Items from an interface collection:
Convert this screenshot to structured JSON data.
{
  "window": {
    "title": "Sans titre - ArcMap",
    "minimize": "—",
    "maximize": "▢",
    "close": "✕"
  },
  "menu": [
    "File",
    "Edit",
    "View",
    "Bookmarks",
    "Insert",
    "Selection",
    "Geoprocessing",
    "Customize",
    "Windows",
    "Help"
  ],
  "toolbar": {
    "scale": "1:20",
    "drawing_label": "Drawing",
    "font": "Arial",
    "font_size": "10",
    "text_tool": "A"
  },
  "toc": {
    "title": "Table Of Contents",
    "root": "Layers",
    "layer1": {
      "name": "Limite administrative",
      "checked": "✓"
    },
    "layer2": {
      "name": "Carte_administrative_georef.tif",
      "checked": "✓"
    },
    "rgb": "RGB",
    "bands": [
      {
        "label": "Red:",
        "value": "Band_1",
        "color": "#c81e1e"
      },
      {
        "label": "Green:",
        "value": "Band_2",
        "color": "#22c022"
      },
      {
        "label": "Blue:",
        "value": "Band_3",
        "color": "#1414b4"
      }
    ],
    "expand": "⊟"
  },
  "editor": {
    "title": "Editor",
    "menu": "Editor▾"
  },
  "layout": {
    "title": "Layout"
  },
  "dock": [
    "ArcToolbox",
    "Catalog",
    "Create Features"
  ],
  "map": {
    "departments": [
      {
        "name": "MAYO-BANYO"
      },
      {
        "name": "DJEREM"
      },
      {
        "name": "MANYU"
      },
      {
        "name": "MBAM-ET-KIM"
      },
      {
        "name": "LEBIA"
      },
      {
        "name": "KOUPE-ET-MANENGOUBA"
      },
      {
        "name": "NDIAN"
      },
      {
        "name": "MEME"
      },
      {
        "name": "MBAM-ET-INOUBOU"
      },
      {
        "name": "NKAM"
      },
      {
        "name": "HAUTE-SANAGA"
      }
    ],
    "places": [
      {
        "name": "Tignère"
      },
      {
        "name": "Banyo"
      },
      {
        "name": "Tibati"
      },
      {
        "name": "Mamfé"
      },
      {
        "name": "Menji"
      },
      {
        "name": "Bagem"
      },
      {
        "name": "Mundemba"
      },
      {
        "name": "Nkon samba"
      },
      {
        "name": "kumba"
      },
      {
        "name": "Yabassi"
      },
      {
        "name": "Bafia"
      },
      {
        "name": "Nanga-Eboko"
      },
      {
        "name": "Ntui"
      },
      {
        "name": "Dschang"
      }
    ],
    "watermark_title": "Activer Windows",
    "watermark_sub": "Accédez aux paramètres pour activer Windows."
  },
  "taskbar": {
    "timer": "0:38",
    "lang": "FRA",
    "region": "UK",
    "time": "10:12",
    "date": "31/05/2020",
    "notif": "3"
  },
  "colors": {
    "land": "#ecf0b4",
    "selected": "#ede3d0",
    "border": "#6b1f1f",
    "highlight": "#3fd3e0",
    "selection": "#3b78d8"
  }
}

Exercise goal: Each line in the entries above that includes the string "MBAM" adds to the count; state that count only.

Exercise response: 2